Regulations, policies, education programs fufill Walkerton report recommendations
Five years after Justice Dennis O'Connor released his report on the public inquiry into the Walkerton drinking water tragedy, the Ontario government has completed implementation of all 121 recommendations in the report, Environment Minister Laurel Broten said recently.
"The single clearest message in the Walkerton Reports was that Ontarians' confidence in the safety of their drinking water must be restored," said Broten. "Through commitment, collaboration and timely action, I am proud to say that we have established a framework and implemented safeguards that will ensure safe drinking water for every Ontarian."
Justice O'Connor's report, delivered in two parts in January and May 2002, examined the events of May 2000, when bacterial contamination of Walkerton's drinking water supply caused seven deaths and made 2,300 people ill. His probe of the underlying causes of the tragedy resulted in a total of 121 recommendations to ensure the safety of drinking water across the province.
Since the release of the report, the government has been developing the regulations and policies necessary to address these recommendations. By the end of August, with the release of a public education piece on managing and operating septic systems, the province had completed all the legislation, regulations and policies required to address Justice O'Connor's recommendations.
Key actions to implement the recommendations have included:
*passage of the Clean Water Act, 2006, which protects major drinking water sources through the development of source protection plans in many watersheds across Ontario;
*requirements for licensing of all municipal water systems, including a Certificate of Approval, Permit to Take Water, an approved operational plan, financial plan and an accredited operating agency, plus development of a provincial drinking water quality management standard to guide the accreditation and operational planning requirements of the licence;
*rigorous certification requirements for operators, including mandatory certification courses for new and existing operators;
*establishment of the Walkerton Clean Water Centre to focus on improving training for water system owners, operators and operating authorities;
*the setting of stronger drinking water standards and development of regulatory requirements covering more systems; and

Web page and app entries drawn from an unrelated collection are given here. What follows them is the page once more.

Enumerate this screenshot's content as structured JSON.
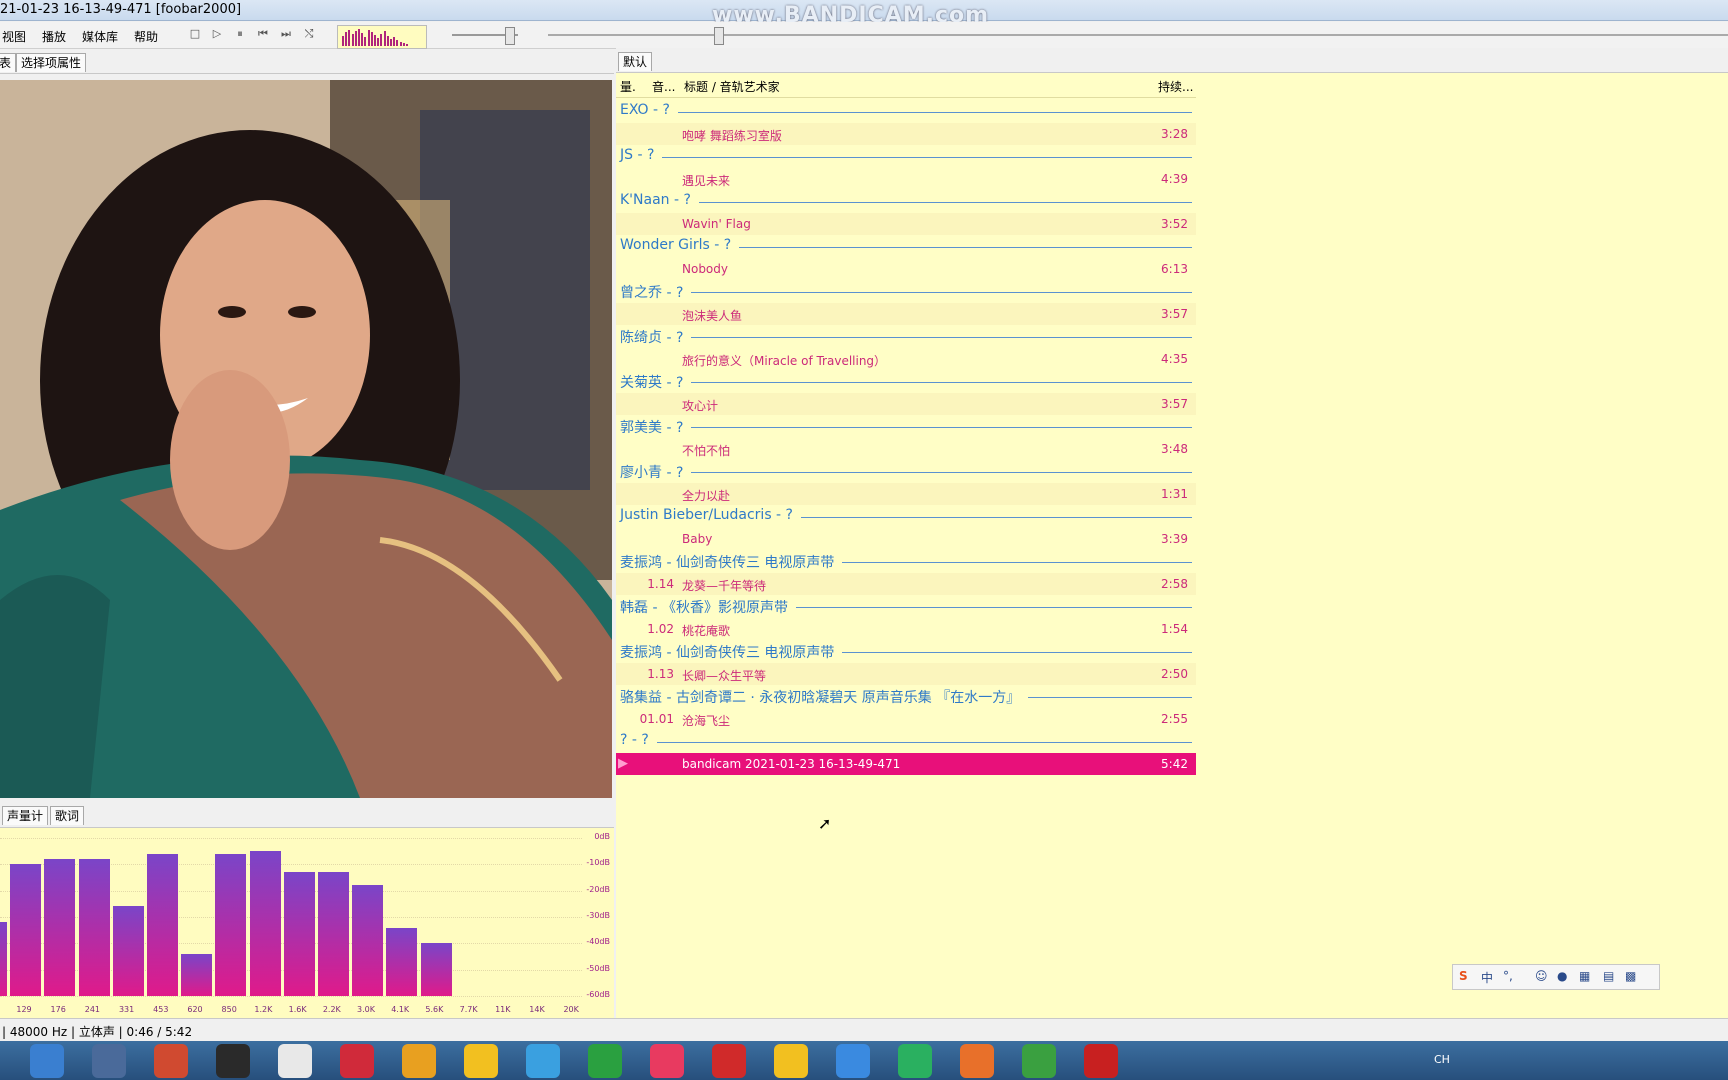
{
  "window": {
    "title": "21-01-23 16-13-49-471  [foobar2000]",
    "watermark": "www.BANDICAM.com"
  },
  "menu": [
    "视图",
    "播放",
    "媒体库",
    "帮助"
  ],
  "toolbar": {
    "icons": [
      "stop-icon",
      "play-icon",
      "pause-icon",
      "previous-icon",
      "next-icon",
      "random-icon"
    ]
  },
  "left_tabs": [
    "表",
    "选择项属性"
  ],
  "viz_tabs": [
    "声量计",
    "歌词"
  ],
  "viz": {
    "db_labels": [
      "0dB",
      "-10dB",
      "-20dB",
      "-30dB",
      "-40dB",
      "-50dB",
      "-60dB"
    ],
    "freq_labels": [
      "129",
      "176",
      "241",
      "331",
      "453",
      "620",
      "850",
      "1.2K",
      "1.6K",
      "2.2K",
      "3.0K",
      "4.1K",
      "5.6K",
      "7.7K",
      "11K",
      "14K",
      "20K"
    ],
    "levels_db": [
      -32,
      -10,
      -8,
      -8,
      -26,
      -6,
      -44,
      -6,
      -5,
      -13,
      -13,
      -18,
      -34,
      -40,
      -60,
      -60,
      -60,
      -60
    ]
  },
  "playlist_tab": "默认",
  "columns": {
    "c1": "量.",
    "c2": "音...",
    "c3": "标题 / 音轨艺术家",
    "c4": "持续..."
  },
  "groups": [
    {
      "header": "EXO - ?",
      "tracks": [
        {
          "num": "",
          "title": "咆哮 舞蹈练习室版",
          "dur": "3:28"
        }
      ]
    },
    {
      "header": "JS - ?",
      "tracks": [
        {
          "num": "",
          "title": "遇见未来",
          "dur": "4:39"
        }
      ]
    },
    {
      "header": "K'Naan - ?",
      "tracks": [
        {
          "num": "",
          "title": "Wavin' Flag",
          "dur": "3:52"
        }
      ]
    },
    {
      "header": "Wonder Girls - ?",
      "tracks": [
        {
          "num": "",
          "title": "Nobody",
          "dur": "6:13"
        }
      ]
    },
    {
      "header": "曾之乔 - ?",
      "tracks": [
        {
          "num": "",
          "title": "泡沫美人鱼",
          "dur": "3:57"
        }
      ]
    },
    {
      "header": "陈绮贞 - ?",
      "tracks": [
        {
          "num": "",
          "title": "旅行的意义（Miracle of Travelling）",
          "dur": "4:35"
        }
      ]
    },
    {
      "header": "关菊英 - ?",
      "tracks": [
        {
          "num": "",
          "title": "攻心计",
          "dur": "3:57"
        }
      ]
    },
    {
      "header": "郭美美 - ?",
      "tracks": [
        {
          "num": "",
          "title": "不怕不怕",
          "dur": "3:48"
        }
      ]
    },
    {
      "header": "廖小青 - ?",
      "tracks": [
        {
          "num": "",
          "title": "全力以赴",
          "dur": "1:31"
        }
      ]
    },
    {
      "header": "Justin Bieber/Ludacris - ?",
      "tracks": [
        {
          "num": "",
          "title": "Baby",
          "dur": "3:39"
        }
      ]
    },
    {
      "header": "麦振鸿 - 仙剑奇侠传三 电视原声带",
      "tracks": [
        {
          "num": "1.14",
          "title": "龙葵—千年等待",
          "dur": "2:58"
        }
      ]
    },
    {
      "header": "韩磊 - 《秋香》影视原声带",
      "tracks": [
        {
          "num": "1.02",
          "title": "桃花庵歌",
          "dur": "1:54"
        }
      ]
    },
    {
      "header": "麦振鸿 - 仙剑奇侠传三 电视原声带",
      "tracks": [
        {
          "num": "1.13",
          "title": "长卿—众生平等",
          "dur": "2:50"
        }
      ]
    },
    {
      "header": "骆集益 - 古剑奇谭二 · 永夜初晗凝碧天 原声音乐集 『在水一方』",
      "tracks": [
        {
          "num": "01.01",
          "title": "沧海飞尘",
          "dur": "2:55"
        }
      ]
    },
    {
      "header": "? - ?",
      "tracks": [
        {
          "num": "",
          "title": "bandicam 2021-01-23 16-13-49-471",
          "dur": "5:42",
          "now_playing": true
        }
      ]
    }
  ],
  "status": "| 48000 Hz | 立体声 | 0:46 / 5:42",
  "ime": {
    "labels": [
      "中",
      "°,"
    ]
  },
  "taskbar": {
    "apps": [
      "search-icon",
      "file-explorer-icon",
      "media-player-icon",
      "headphones-icon",
      "foobar-icon",
      "netease-music-icon",
      "chrome-like-icon",
      "potplayer-icon",
      "app-1-icon",
      "iqiyi-icon",
      "youku-icon",
      "flash-icon",
      "chrome-icon",
      "feishu-icon",
      "tencent-video-icon",
      "firefox-icon",
      "ie-icon",
      "bandicam-icon"
    ],
    "tray_label": "CH"
  },
  "colors": {
    "group": "#2f7ac8",
    "track": "#cc2a7a",
    "now_playing": "#e8107a",
    "background": "#fffec6"
  }
}
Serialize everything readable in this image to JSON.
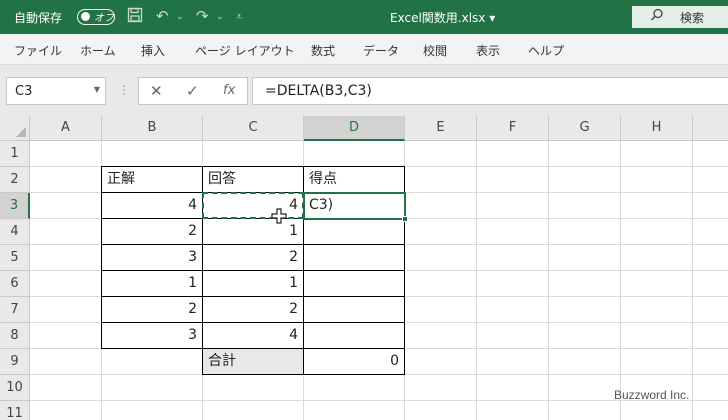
{
  "titlebar": {
    "autosave_label": "自動保存",
    "autosave_toggle": "オフ",
    "filename": "Excel関数用.xlsx ▾",
    "search_label": "検索"
  },
  "ribbon": {
    "tabs": [
      "ファイル",
      "ホーム",
      "挿入",
      "ページ レイアウト",
      "数式",
      "データ",
      "校閲",
      "表示",
      "ヘルプ"
    ]
  },
  "formula_bar": {
    "name_box": "C3",
    "fx_label": "fx",
    "formula": "=DELTA(B3,C3)"
  },
  "columns": [
    "A",
    "B",
    "C",
    "D",
    "E",
    "F",
    "G",
    "H"
  ],
  "rows": [
    "1",
    "2",
    "3",
    "4",
    "5",
    "6",
    "7",
    "8",
    "9",
    "10",
    "11"
  ],
  "table": {
    "headers": [
      "正解",
      "回答",
      "得点"
    ],
    "rows": [
      {
        "b": "4",
        "c": "4",
        "d": "C3)"
      },
      {
        "b": "2",
        "c": "1",
        "d": ""
      },
      {
        "b": "3",
        "c": "2",
        "d": ""
      },
      {
        "b": "1",
        "c": "1",
        "d": ""
      },
      {
        "b": "2",
        "c": "2",
        "d": ""
      },
      {
        "b": "3",
        "c": "4",
        "d": ""
      }
    ],
    "total_label": "合計",
    "total_value": "0"
  },
  "watermark": "Buzzword Inc.",
  "colors": {
    "excel_green": "#217346",
    "header_gray": "#e9e9e9"
  }
}
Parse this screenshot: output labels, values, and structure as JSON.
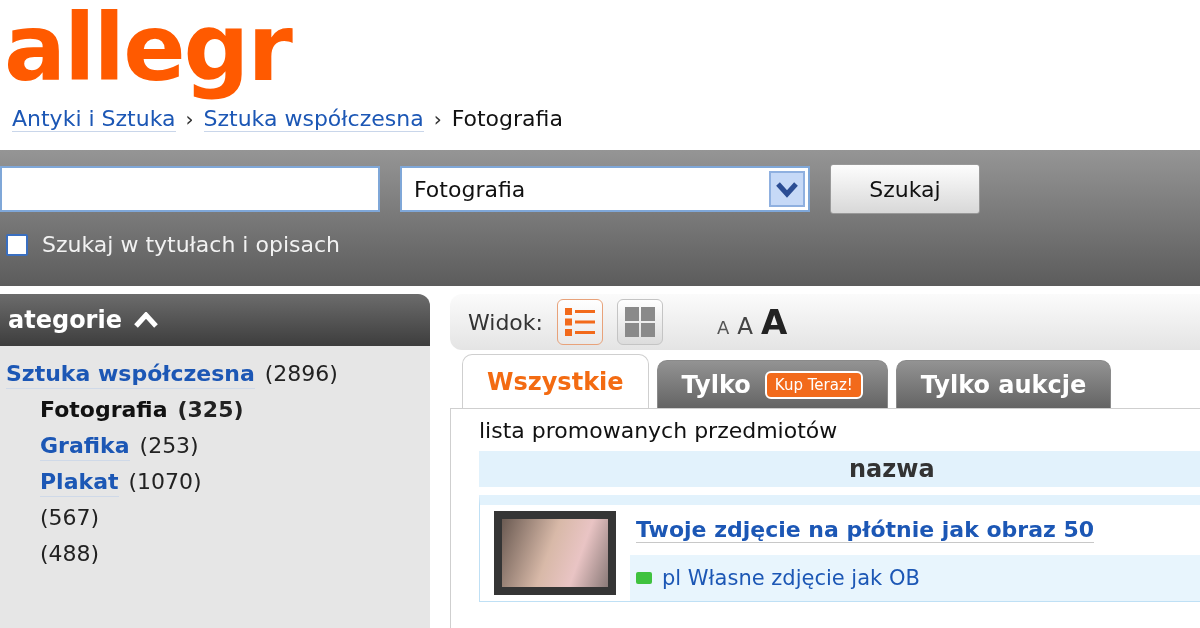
{
  "header": {
    "logo": "allegr"
  },
  "breadcrumb": {
    "separator": "›",
    "items": [
      {
        "label": "Antyki i Sztuka",
        "current": false
      },
      {
        "label": "Sztuka współczesna",
        "current": false
      },
      {
        "label": "Fotografia",
        "current": true
      }
    ]
  },
  "search": {
    "category": "Fotografia",
    "button": "Szukaj",
    "in_descriptions": {
      "label": "Szukaj w tytułach i opisach",
      "checked": false
    }
  },
  "sidebar": {
    "title": "ategorie",
    "expanded": true,
    "categories": [
      {
        "name": "Sztuka współczesna",
        "count": "(2896)",
        "selected": false,
        "children": [
          {
            "name": "Fotografia",
            "count": "(325)",
            "selected": true
          },
          {
            "name": "Grafika",
            "count": "(253)",
            "selected": false
          },
          {
            "name": "Plakat",
            "count": "(1070)",
            "selected": false
          },
          {
            "count": "(567)",
            "selected": false
          },
          {
            "count": "(488)",
            "selected": false
          }
        ]
      }
    ]
  },
  "view": {
    "label": "Widok:",
    "modes": [
      {
        "kind": "list",
        "selected": true
      },
      {
        "kind": "grid",
        "selected": false
      }
    ],
    "font_sizes": [
      {
        "label": "A",
        "kind": "small"
      },
      {
        "label": "A",
        "kind": "medium"
      },
      {
        "label": "A",
        "kind": "large"
      }
    ]
  },
  "tabs": [
    {
      "label": "Wszystkie",
      "selected": true
    },
    {
      "label": "Tylko",
      "badge": "Kup Teraz!",
      "selected": false
    },
    {
      "label": "Tylko aukcje",
      "selected": false
    }
  ],
  "listing": {
    "caption": "lista promowanych przedmiotów",
    "columns": [
      "nazwa"
    ],
    "items": [
      {
        "title": "Twoje zdjęcie na płótnie jak obraz 50",
        "description": "pl Własne zdjęcie jak OB"
      }
    ]
  }
}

*establishment of the Advisory Council on Drinking-Water Quality and Testing Standards to provide expert advice to the Environment Minister on drinking water standards, legislation, regulations, and issues.